SAINT DENIS DE LA REUNION, France (Reuters) - A French court awarded first lady Carla Bruni-Sarkozy 40,000 euros ($57,500) in damages from a company that sold bags emblazoned with a picture of her in the nude.
The case was the latest in a series of legal actions over the presidential couple’s image, which have drawn accusations of frivolity from critics of the media-savvy Sarkozys.
The nude photo of Bruni-Sarkozy was taken in 1993, when she was a professional model. She had asked for 125,000 euros in damages from Pardon, a fashion chain in the French Indian Ocean island of La Reunion which used it without her permission.
“The unauthorized use of the image of Carla Bruni caused her moral and economic damage,” a court in the island capital Saint Denis de la Reunion said on Thursday.
Bruni-Sarkozy’s lawyers had indicated that she would donate any damages awarded to charity.
The founder and manager of the Pardon chain, Peter Mertes, said he would appeal because 40,000 euros seemed expensive to him for “a small blunder.”
Mertes said 10,000 of the bags had been made and about half of those sold before Bruni-Sarkozy took legal action. He promised to dispose of the remaining stock. Pardon does not trade in mainland France.
Bruni-Sarkozy, 40, rose to fame as a model before becoming a successful pop singer. Public interest in her has surged since her whirlwind romance with President Nicolas Sarkozy, whom she married in February less than three months after they met.
The nude image printed on the Pardon bags was in the news earlier in the year, when an original black-and-white print of the Michel Comte photo fetched $91,000 at auction in New York.
It shows the young Bruni standing in a pigeon-toed pose, covering her private parts with her hands.
The Pardon bags were on sale last week for 3 euros each. Customers were given a free bag if they spent more than 5 euros. They are now banned from being sold on penalty of 100 euros per bag.
The Sarkozys have repeatedly gone to court over image issues and regularly grace the covers of glossy celebrity magazines, prompting endless satire from French critics who say they are too focused on trivial matters.

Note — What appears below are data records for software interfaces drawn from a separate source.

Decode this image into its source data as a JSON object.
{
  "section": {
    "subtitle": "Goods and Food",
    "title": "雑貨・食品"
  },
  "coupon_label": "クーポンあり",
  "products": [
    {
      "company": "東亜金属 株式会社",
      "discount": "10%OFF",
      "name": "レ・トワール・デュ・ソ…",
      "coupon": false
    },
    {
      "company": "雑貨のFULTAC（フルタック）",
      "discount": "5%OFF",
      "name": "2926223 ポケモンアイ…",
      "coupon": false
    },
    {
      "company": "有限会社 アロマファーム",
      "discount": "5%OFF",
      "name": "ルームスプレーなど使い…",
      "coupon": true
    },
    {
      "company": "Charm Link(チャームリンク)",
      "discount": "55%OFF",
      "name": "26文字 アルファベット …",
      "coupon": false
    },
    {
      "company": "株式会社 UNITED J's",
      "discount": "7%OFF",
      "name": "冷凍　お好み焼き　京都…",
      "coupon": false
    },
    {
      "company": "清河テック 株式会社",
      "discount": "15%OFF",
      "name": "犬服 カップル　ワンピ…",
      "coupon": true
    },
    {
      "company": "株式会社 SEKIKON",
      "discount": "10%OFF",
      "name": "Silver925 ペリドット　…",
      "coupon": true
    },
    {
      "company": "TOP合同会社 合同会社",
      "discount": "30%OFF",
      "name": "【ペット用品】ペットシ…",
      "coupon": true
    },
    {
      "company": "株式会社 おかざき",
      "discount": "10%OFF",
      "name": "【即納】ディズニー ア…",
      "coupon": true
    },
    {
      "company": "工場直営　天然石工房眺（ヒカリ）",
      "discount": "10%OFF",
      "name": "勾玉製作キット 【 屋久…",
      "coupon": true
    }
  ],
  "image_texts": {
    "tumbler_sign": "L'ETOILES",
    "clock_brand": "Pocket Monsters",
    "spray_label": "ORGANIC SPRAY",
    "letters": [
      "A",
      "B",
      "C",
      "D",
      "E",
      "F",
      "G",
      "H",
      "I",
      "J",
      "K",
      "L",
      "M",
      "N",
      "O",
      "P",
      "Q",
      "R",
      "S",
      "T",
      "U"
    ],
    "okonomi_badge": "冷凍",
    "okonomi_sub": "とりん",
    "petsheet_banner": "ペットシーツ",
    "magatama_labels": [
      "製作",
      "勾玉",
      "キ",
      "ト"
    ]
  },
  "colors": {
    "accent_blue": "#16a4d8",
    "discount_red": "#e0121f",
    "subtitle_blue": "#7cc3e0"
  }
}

In the latest case to make headlines, Sarkozy went to court in October demanding a ban of sales of a voodoo doll representing him. An appeals court said the doll was an “offence against the personal dignity” of Sarkozy but it would be disproportionate to ban it.
Reporting by Bertrand Grollier, writing by Estelle Shirbon